▸ **Excerpts from an interface dataset**

=== Begin Enclosure ===

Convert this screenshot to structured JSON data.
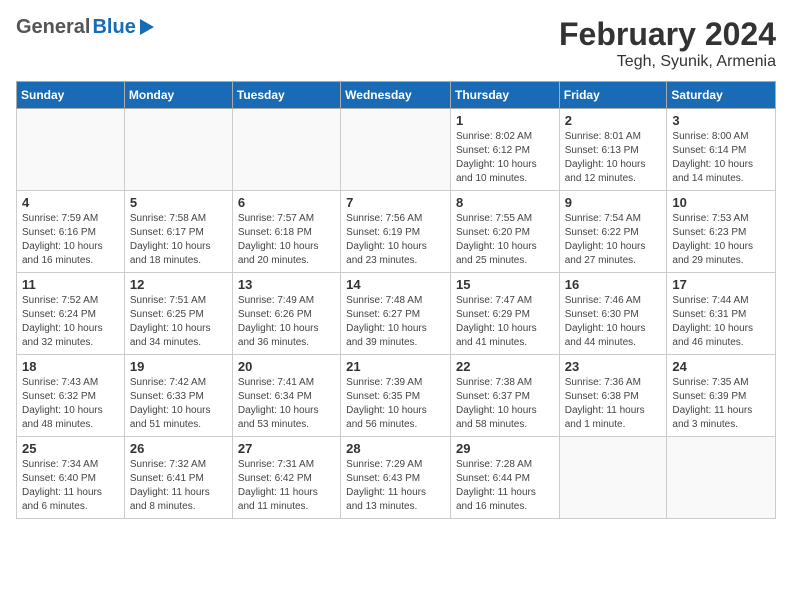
{
  "header": {
    "logo_general": "General",
    "logo_blue": "Blue",
    "title": "February 2024",
    "subtitle": "Tegh, Syunik, Armenia"
  },
  "days_of_week": [
    "Sunday",
    "Monday",
    "Tuesday",
    "Wednesday",
    "Thursday",
    "Friday",
    "Saturday"
  ],
  "weeks": [
    [
      {
        "day": "",
        "info": ""
      },
      {
        "day": "",
        "info": ""
      },
      {
        "day": "",
        "info": ""
      },
      {
        "day": "",
        "info": ""
      },
      {
        "day": "1",
        "info": "Sunrise: 8:02 AM\nSunset: 6:12 PM\nDaylight: 10 hours\nand 10 minutes."
      },
      {
        "day": "2",
        "info": "Sunrise: 8:01 AM\nSunset: 6:13 PM\nDaylight: 10 hours\nand 12 minutes."
      },
      {
        "day": "3",
        "info": "Sunrise: 8:00 AM\nSunset: 6:14 PM\nDaylight: 10 hours\nand 14 minutes."
      }
    ],
    [
      {
        "day": "4",
        "info": "Sunrise: 7:59 AM\nSunset: 6:16 PM\nDaylight: 10 hours\nand 16 minutes."
      },
      {
        "day": "5",
        "info": "Sunrise: 7:58 AM\nSunset: 6:17 PM\nDaylight: 10 hours\nand 18 minutes."
      },
      {
        "day": "6",
        "info": "Sunrise: 7:57 AM\nSunset: 6:18 PM\nDaylight: 10 hours\nand 20 minutes."
      },
      {
        "day": "7",
        "info": "Sunrise: 7:56 AM\nSunset: 6:19 PM\nDaylight: 10 hours\nand 23 minutes."
      },
      {
        "day": "8",
        "info": "Sunrise: 7:55 AM\nSunset: 6:20 PM\nDaylight: 10 hours\nand 25 minutes."
      },
      {
        "day": "9",
        "info": "Sunrise: 7:54 AM\nSunset: 6:22 PM\nDaylight: 10 hours\nand 27 minutes."
      },
      {
        "day": "10",
        "info": "Sunrise: 7:53 AM\nSunset: 6:23 PM\nDaylight: 10 hours\nand 29 minutes."
      }
    ],
    [
      {
        "day": "11",
        "info": "Sunrise: 7:52 AM\nSunset: 6:24 PM\nDaylight: 10 hours\nand 32 minutes."
      },
      {
        "day": "12",
        "info": "Sunrise: 7:51 AM\nSunset: 6:25 PM\nDaylight: 10 hours\nand 34 minutes."
      },
      {
        "day": "13",
        "info": "Sunrise: 7:49 AM\nSunset: 6:26 PM\nDaylight: 10 hours\nand 36 minutes."
      },
      {
        "day": "14",
        "info": "Sunrise: 7:48 AM\nSunset: 6:27 PM\nDaylight: 10 hours\nand 39 minutes."
      },
      {
        "day": "15",
        "info": "Sunrise: 7:47 AM\nSunset: 6:29 PM\nDaylight: 10 hours\nand 41 minutes."
      },
      {
        "day": "16",
        "info": "Sunrise: 7:46 AM\nSunset: 6:30 PM\nDaylight: 10 hours\nand 44 minutes."
      },
      {
        "day": "17",
        "info": "Sunrise: 7:44 AM\nSunset: 6:31 PM\nDaylight: 10 hours\nand 46 minutes."
      }
    ],
    [
      {
        "day": "18",
        "info": "Sunrise: 7:43 AM\nSunset: 6:32 PM\nDaylight: 10 hours\nand 48 minutes."
      },
      {
        "day": "19",
        "info": "Sunrise: 7:42 AM\nSunset: 6:33 PM\nDaylight: 10 hours\nand 51 minutes."
      },
      {
        "day": "20",
        "info": "Sunrise: 7:41 AM\nSunset: 6:34 PM\nDaylight: 10 hours\nand 53 minutes."
      },
      {
        "day": "21",
        "info": "Sunrise: 7:39 AM\nSunset: 6:35 PM\nDaylight: 10 hours\nand 56 minutes."
      },
      {
        "day": "22",
        "info": "Sunrise: 7:38 AM\nSunset: 6:37 PM\nDaylight: 10 hours\nand 58 minutes."
      },
      {
        "day": "23",
        "info": "Sunrise: 7:36 AM\nSunset: 6:38 PM\nDaylight: 11 hours\nand 1 minute."
      },
      {
        "day": "24",
        "info": "Sunrise: 7:35 AM\nSunset: 6:39 PM\nDaylight: 11 hours\nand 3 minutes."
      }
    ],
    [
      {
        "day": "25",
        "info": "Sunrise: 7:34 AM\nSunset: 6:40 PM\nDaylight: 11 hours\nand 6 minutes."
      },
      {
        "day": "26",
        "info": "Sunrise: 7:32 AM\nSunset: 6:41 PM\nDaylight: 11 hours\nand 8 minutes."
      },
      {
        "day": "27",
        "info": "Sunrise: 7:31 AM\nSunset: 6:42 PM\nDaylight: 11 hours\nand 11 minutes."
      },
      {
        "day": "28",
        "info": "Sunrise: 7:29 AM\nSunset: 6:43 PM\nDaylight: 11 hours\nand 13 minutes."
      },
      {
        "day": "29",
        "info": "Sunrise: 7:28 AM\nSunset: 6:44 PM\nDaylight: 11 hours\nand 16 minutes."
      },
      {
        "day": "",
        "info": ""
      },
      {
        "day": "",
        "info": ""
      }
    ]
  ]
}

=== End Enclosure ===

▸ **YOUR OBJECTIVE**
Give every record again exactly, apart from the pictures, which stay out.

▸ **WRITTEN RESPONSE**
Convert this screenshot to structured JSON data.
{
  "header": {
    "logo_general": "General",
    "logo_blue": "Blue",
    "title": "February 2024",
    "subtitle": "Tegh, Syunik, Armenia"
  },
  "days_of_week": [
    "Sunday",
    "Monday",
    "Tuesday",
    "Wednesday",
    "Thursday",
    "Friday",
    "Saturday"
  ],
  "weeks": [
    [
      {
        "day": "",
        "info": ""
      },
      {
        "day": "",
        "info": ""
      },
      {
        "day": "",
        "info": ""
      },
      {
        "day": "",
        "info": ""
      },
      {
        "day": "1",
        "info": "Sunrise: 8:02 AM\nSunset: 6:12 PM\nDaylight: 10 hours\nand 10 minutes."
      },
      {
        "day": "2",
        "info": "Sunrise: 8:01 AM\nSunset: 6:13 PM\nDaylight: 10 hours\nand 12 minutes."
      },
      {
        "day": "3",
        "info": "Sunrise: 8:00 AM\nSunset: 6:14 PM\nDaylight: 10 hours\nand 14 minutes."
      }
    ],
    [
      {
        "day": "4",
        "info": "Sunrise: 7:59 AM\nSunset: 6:16 PM\nDaylight: 10 hours\nand 16 minutes."
      },
      {
        "day": "5",
        "info": "Sunrise: 7:58 AM\nSunset: 6:17 PM\nDaylight: 10 hours\nand 18 minutes."
      },
      {
        "day": "6",
        "info": "Sunrise: 7:57 AM\nSunset: 6:18 PM\nDaylight: 10 hours\nand 20 minutes."
      },
      {
        "day": "7",
        "info": "Sunrise: 7:56 AM\nSunset: 6:19 PM\nDaylight: 10 hours\nand 23 minutes."
      },
      {
        "day": "8",
        "info": "Sunrise: 7:55 AM\nSunset: 6:20 PM\nDaylight: 10 hours\nand 25 minutes."
      },
      {
        "day": "9",
        "info": "Sunrise: 7:54 AM\nSunset: 6:22 PM\nDaylight: 10 hours\nand 27 minutes."
      },
      {
        "day": "10",
        "info": "Sunrise: 7:53 AM\nSunset: 6:23 PM\nDaylight: 10 hours\nand 29 minutes."
      }
    ],
    [
      {
        "day": "11",
        "info": "Sunrise: 7:52 AM\nSunset: 6:24 PM\nDaylight: 10 hours\nand 32 minutes."
      },
      {
        "day": "12",
        "info": "Sunrise: 7:51 AM\nSunset: 6:25 PM\nDaylight: 10 hours\nand 34 minutes."
      },
      {
        "day": "13",
        "info": "Sunrise: 7:49 AM\nSunset: 6:26 PM\nDaylight: 10 hours\nand 36 minutes."
      },
      {
        "day": "14",
        "info": "Sunrise: 7:48 AM\nSunset: 6:27 PM\nDaylight: 10 hours\nand 39 minutes."
      },
      {
        "day": "15",
        "info": "Sunrise: 7:47 AM\nSunset: 6:29 PM\nDaylight: 10 hours\nand 41 minutes."
      },
      {
        "day": "16",
        "info": "Sunrise: 7:46 AM\nSunset: 6:30 PM\nDaylight: 10 hours\nand 44 minutes."
      },
      {
        "day": "17",
        "info": "Sunrise: 7:44 AM\nSunset: 6:31 PM\nDaylight: 10 hours\nand 46 minutes."
      }
    ],
    [
      {
        "day": "18",
        "info": "Sunrise: 7:43 AM\nSunset: 6:32 PM\nDaylight: 10 hours\nand 48 minutes."
      },
      {
        "day": "19",
        "info": "Sunrise: 7:42 AM\nSunset: 6:33 PM\nDaylight: 10 hours\nand 51 minutes."
      },
      {
        "day": "20",
        "info": "Sunrise: 7:41 AM\nSunset: 6:34 PM\nDaylight: 10 hours\nand 53 minutes."
      },
      {
        "day": "21",
        "info": "Sunrise: 7:39 AM\nSunset: 6:35 PM\nDaylight: 10 hours\nand 56 minutes."
      },
      {
        "day": "22",
        "info": "Sunrise: 7:38 AM\nSunset: 6:37 PM\nDaylight: 10 hours\nand 58 minutes."
      },
      {
        "day": "23",
        "info": "Sunrise: 7:36 AM\nSunset: 6:38 PM\nDaylight: 11 hours\nand 1 minute."
      },
      {
        "day": "24",
        "info": "Sunrise: 7:35 AM\nSunset: 6:39 PM\nDaylight: 11 hours\nand 3 minutes."
      }
    ],
    [
      {
        "day": "25",
        "info": "Sunrise: 7:34 AM\nSunset: 6:40 PM\nDaylight: 11 hours\nand 6 minutes."
      },
      {
        "day": "26",
        "info": "Sunrise: 7:32 AM\nSunset: 6:41 PM\nDaylight: 11 hours\nand 8 minutes."
      },
      {
        "day": "27",
        "info": "Sunrise: 7:31 AM\nSunset: 6:42 PM\nDaylight: 11 hours\nand 11 minutes."
      },
      {
        "day": "28",
        "info": "Sunrise: 7:29 AM\nSunset: 6:43 PM\nDaylight: 11 hours\nand 13 minutes."
      },
      {
        "day": "29",
        "info": "Sunrise: 7:28 AM\nSunset: 6:44 PM\nDaylight: 11 hours\nand 16 minutes."
      },
      {
        "day": "",
        "info": ""
      },
      {
        "day": "",
        "info": ""
      }
    ]
  ]
}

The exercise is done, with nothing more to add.